“Most experts understand that climate risk is a serious source of financial instability, and we are pleased to see a U.S. financial regulatory agency make recommendations that multiple federal regulators may be able to use as a model,” the letter states.

In addition to Keenan, the report’s 35 authors represent such companies and organizations as Morgan Stanley, Citigroup, JP Morgan Chase, BP, Vanguard, the Environmental Defense Fund, World Resources Institute, and The Nature Conservancy.

As an expert on climate risk and financial systems, Keenan has served as a Special Government Employee Advisor to the U.S. Commodity Futures Trading Commission in his role as editor of the publication. Keenan formerly led climate adaptation research initiatives at the Federal Reserve Bank of San Francisco.

“This publication represents a watershed moment for this country in rising to the challenge of addressing climate change,” Keenan said. “Our work highlights that climate change is a dire concern for both Wall Street and Main Street.”

The report, which will be presented to Congress, addresses the role of U.S. financial regulators within existing regulatory frameworks and how those frameworks, including laws and regulations, can be adapted to better manage climate risk and take advantage of new opportunities for investing in a net-zero economy. 

It includes an examination of what foreign governments and global financial institutions are doing to address climate risks and how these practices and ideas can be applied in the U.S. financial system. In addition, it includes recommendations on how firms can adapt to climate change through corporate disclosure, stress testing, scenario modeling, risk management and practices that advance organizational resilience.

“The findings of this publication contribute to an emerging understanding of climate change as a systematic financial risk that threatens our long-term financial well-being,” Keenan said. “Congress now has a roadmap for not only addressing climate change, but also how to invest in a global transition.

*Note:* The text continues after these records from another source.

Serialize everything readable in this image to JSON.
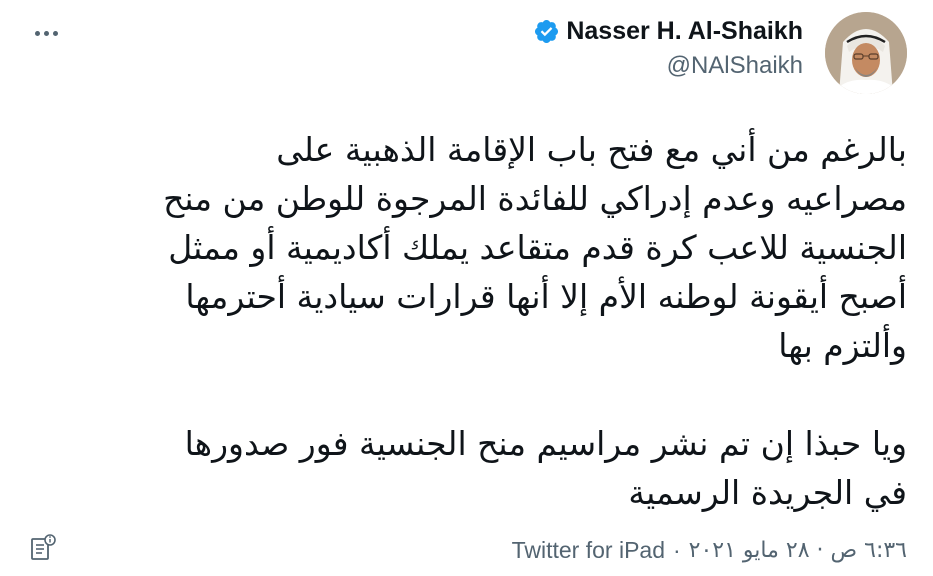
{
  "author": {
    "name": "Nasser H. Al-Shaikh",
    "handle": "@NAlShaikh",
    "verified": true,
    "verified_color": "#1d9bf0"
  },
  "tweet": {
    "paragraph1": [
      "بالرغم من أني مع فتح باب الإقامة الذهبية على",
      "مصراعيه وعدم إدراكي للفائدة المرجوة للوطن من منح",
      "الجنسية للاعب كرة قدم متقاعد يملك أكاديمية أو ممثل",
      "أصبح أيقونة لوطنه الأم إلا أنها قرارات سيادية أحترمها",
      "وألتزم بها"
    ],
    "paragraph2": [
      "ويا حبذا إن تم نشر مراسيم منح الجنسية فور صدورها",
      "في الجريدة الرسمية"
    ]
  },
  "meta": {
    "time": "٦:٣٦ ص · ٢٨ مايو ٢٠٢١",
    "separator": "·",
    "source": "Twitter for iPad"
  },
  "icons": {
    "more": "more-options-icon",
    "info": "tweet-info-icon",
    "verified": "verified-badge-icon"
  },
  "colors": {
    "text": "#0f1419",
    "secondary": "#536471",
    "accent": "#1d9bf0"
  }
}
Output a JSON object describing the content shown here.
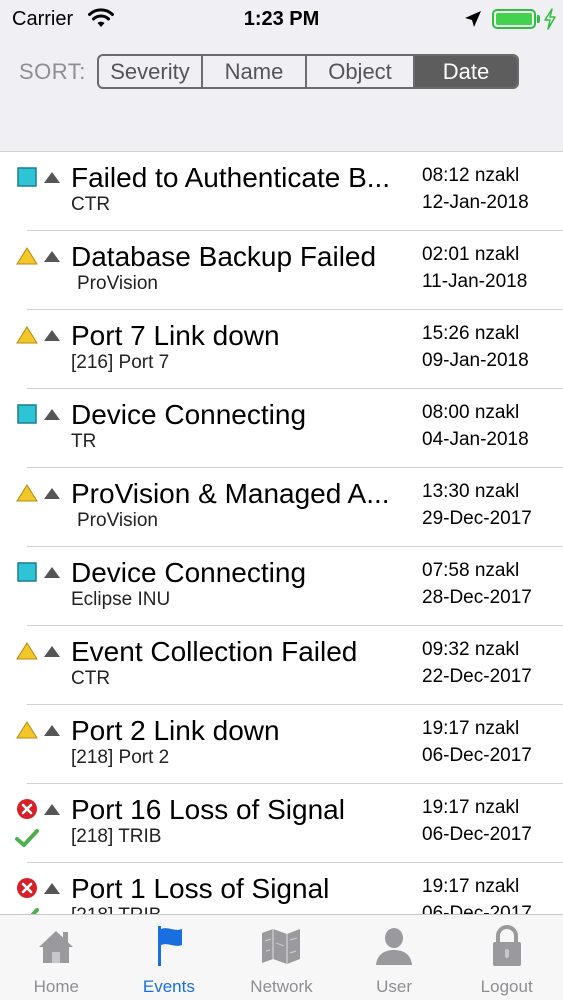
{
  "status_bar": {
    "carrier": "Carrier",
    "time": "1:23 PM"
  },
  "sort": {
    "label": "SORT:",
    "options": [
      "Severity",
      "Name",
      "Object",
      "Date"
    ],
    "selected": "Date"
  },
  "events": [
    {
      "severity": "info",
      "title": "Failed to Authenticate B...",
      "subtitle": "CTR",
      "time": "08:12 nzakl",
      "date": "12-Jan-2018",
      "acknowledged": false
    },
    {
      "severity": "warning",
      "title": "Database Backup Failed",
      "subtitle": "ProVision",
      "time": "02:01 nzakl",
      "date": "11-Jan-2018",
      "acknowledged": false
    },
    {
      "severity": "warning",
      "title": "Port 7 Link down",
      "subtitle": "[216] Port 7",
      "time": "15:26 nzakl",
      "date": "09-Jan-2018",
      "acknowledged": false
    },
    {
      "severity": "info",
      "title": "Device Connecting",
      "subtitle": "TR",
      "time": "08:00 nzakl",
      "date": "04-Jan-2018",
      "acknowledged": false
    },
    {
      "severity": "warning",
      "title": "ProVision & Managed A...",
      "subtitle": "ProVision",
      "time": "13:30 nzakl",
      "date": "29-Dec-2017",
      "acknowledged": false
    },
    {
      "severity": "info",
      "title": "Device Connecting",
      "subtitle": "Eclipse INU",
      "time": "07:58 nzakl",
      "date": "28-Dec-2017",
      "acknowledged": false
    },
    {
      "severity": "warning",
      "title": "Event Collection Failed",
      "subtitle": "CTR",
      "time": "09:32 nzakl",
      "date": "22-Dec-2017",
      "acknowledged": false
    },
    {
      "severity": "warning",
      "title": "Port 2 Link down",
      "subtitle": "[218] Port 2",
      "time": "19:17 nzakl",
      "date": "06-Dec-2017",
      "acknowledged": false
    },
    {
      "severity": "critical",
      "title": "Port 16 Loss of Signal",
      "subtitle": "[218] TRIB",
      "time": "19:17 nzakl",
      "date": "06-Dec-2017",
      "acknowledged": true
    },
    {
      "severity": "critical",
      "title": "Port 1 Loss of Signal",
      "subtitle": "[218] TRIB",
      "time": "19:17 nzakl",
      "date": "06-Dec-2017",
      "acknowledged": true
    }
  ],
  "tabs": [
    {
      "label": "Home",
      "icon": "home-icon"
    },
    {
      "label": "Events",
      "icon": "flag-icon"
    },
    {
      "label": "Network",
      "icon": "map-icon"
    },
    {
      "label": "User",
      "icon": "user-icon"
    },
    {
      "label": "Logout",
      "icon": "lock-icon"
    }
  ],
  "active_tab": "Events",
  "colors": {
    "info": "#2ec4d6",
    "warning": "#f2c72a",
    "critical": "#d6202a",
    "acknowledged": "#4caf50",
    "active_tab": "#1a6fe0",
    "segment_selected": "#5d5d5d"
  }
}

“As a faculty member in the School of Architecture, this work is particularly important because it is the asset classes associated with housing, real estate and infrastructure that are on the frontlines of climate risk exposure,” Keenan noted. “However, this report also highlights that it is frontline communities that have the most to lose if we do not adapt our financial and regulatory systems to address climate change and environmental injustice.” 

For additional details, The New York Times offers detailed insights in its coverage on Wednesday. A book version of the report is publicly available from the CFTC’s website.